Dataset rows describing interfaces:

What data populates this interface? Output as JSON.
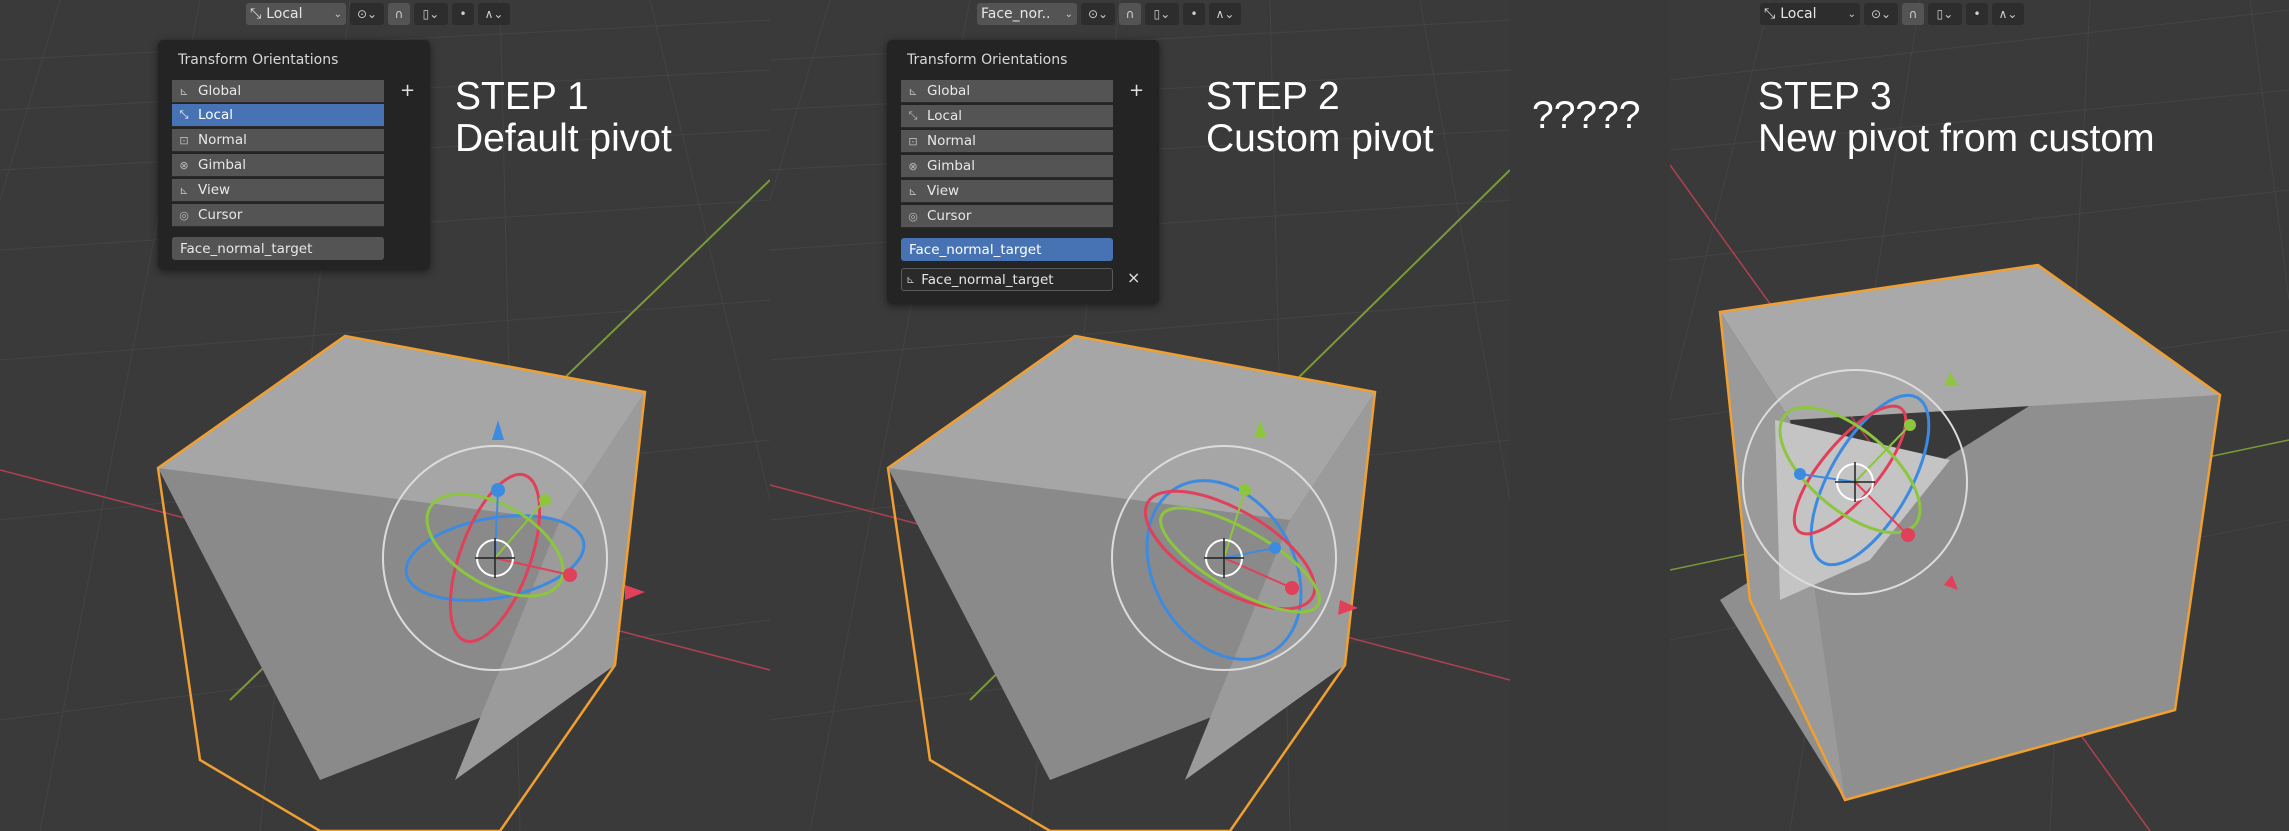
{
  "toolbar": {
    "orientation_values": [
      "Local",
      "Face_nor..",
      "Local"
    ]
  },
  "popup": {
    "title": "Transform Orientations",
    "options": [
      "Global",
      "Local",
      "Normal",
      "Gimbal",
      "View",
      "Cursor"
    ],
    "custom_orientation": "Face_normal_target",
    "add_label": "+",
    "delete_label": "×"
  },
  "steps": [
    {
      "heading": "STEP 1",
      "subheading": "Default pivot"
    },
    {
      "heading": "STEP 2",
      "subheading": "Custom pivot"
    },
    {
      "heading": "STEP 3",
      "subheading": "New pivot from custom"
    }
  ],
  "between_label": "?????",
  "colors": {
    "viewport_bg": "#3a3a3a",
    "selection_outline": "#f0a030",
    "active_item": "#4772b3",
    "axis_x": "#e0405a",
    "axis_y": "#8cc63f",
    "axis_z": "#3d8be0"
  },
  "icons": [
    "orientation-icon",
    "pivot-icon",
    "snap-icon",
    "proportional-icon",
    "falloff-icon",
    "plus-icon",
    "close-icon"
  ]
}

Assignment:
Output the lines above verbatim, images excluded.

Response below:
What data populates this interface? Output as JSON.
{
  "toolbar": {
    "orientation_values": [
      "Local",
      "Face_nor..",
      "Local"
    ]
  },
  "popup": {
    "title": "Transform Orientations",
    "options": [
      "Global",
      "Local",
      "Normal",
      "Gimbal",
      "View",
      "Cursor"
    ],
    "custom_orientation": "Face_normal_target",
    "add_label": "+",
    "delete_label": "×"
  },
  "steps": [
    {
      "heading": "STEP 1",
      "subheading": "Default pivot"
    },
    {
      "heading": "STEP 2",
      "subheading": "Custom pivot"
    },
    {
      "heading": "STEP 3",
      "subheading": "New pivot from custom"
    }
  ],
  "between_label": "?????",
  "colors": {
    "viewport_bg": "#3a3a3a",
    "selection_outline": "#f0a030",
    "active_item": "#4772b3",
    "axis_x": "#e0405a",
    "axis_y": "#8cc63f",
    "axis_z": "#3d8be0"
  },
  "icons": [
    "orientation-icon",
    "pivot-icon",
    "snap-icon",
    "proportional-icon",
    "falloff-icon",
    "plus-icon",
    "close-icon"
  ]
}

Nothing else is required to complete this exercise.